Mackay, Moody and another grim day for English football

The latest shocking claims do nothing to dispel the image that some in the game on these shores exist in a time warp, laments Sam Wallace
La Liga analysis: Will Barcelona's hopes go out of the window?

Will Barcelona's hopes go out of the window?

Pete Jenson starts his preview of the Spanish season, which begins on Saturday, by explaining how Fifa’s transfer ban will affect the Catalans
Middle East crisis: We know all too much about the cruelty of Isis – but all too little about who they are

We know all too much about the cruelty of Isis – but all too little about who they are

Now Obama has seen the next US reporter to be threatened with beheading, will he blink, asks Robert Fisk
Neanderthals lived alongside humans for centuries, latest study shows

Final resting place of our Neanderthal neighbours revealed

Bones dated to 40,000 years ago show species may have died out in Belgium species co-existed
Scottish independence: The new Scots who hold fate of the UK in their hands

The new Scots who hold fate of the UK in their hands

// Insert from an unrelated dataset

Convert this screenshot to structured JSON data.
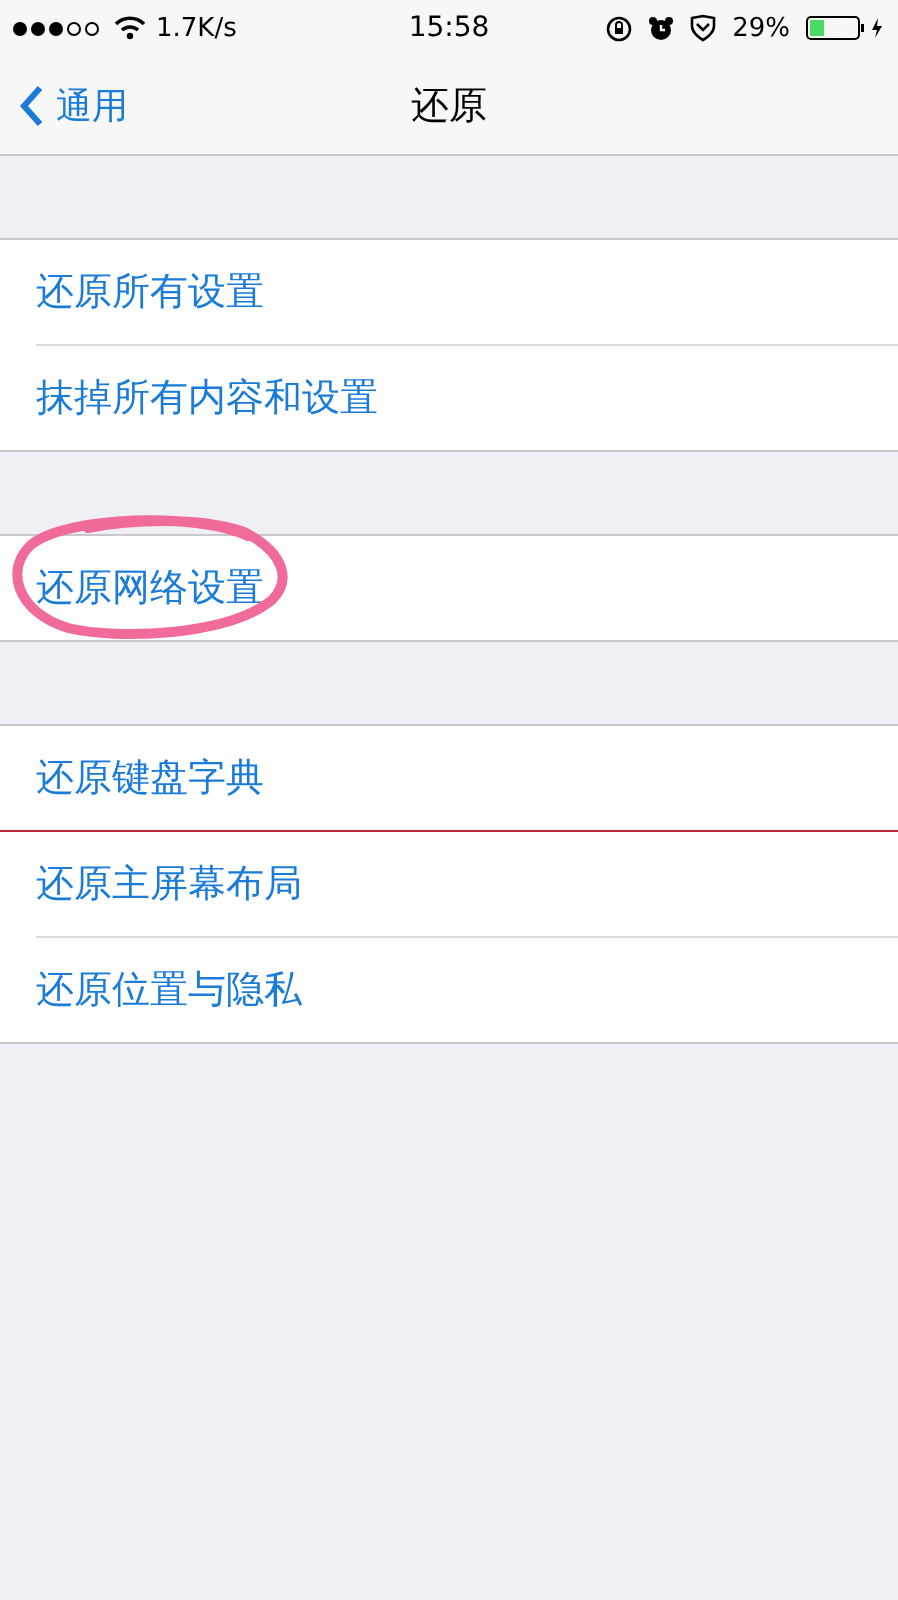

Scotland’s immigrants are as passionate about the future of their adopted nation as anyone else
Britain's ugliest buildings: Which monstrosities should be nominated for the Dead Prize?

Blight club: Britain's ugliest buildings

Following the architect Cameron Sinclair's introduction of the Dead Prize, an award for ugly buildings, John Rentoul reflects on some of the biggest blots on the UK landscape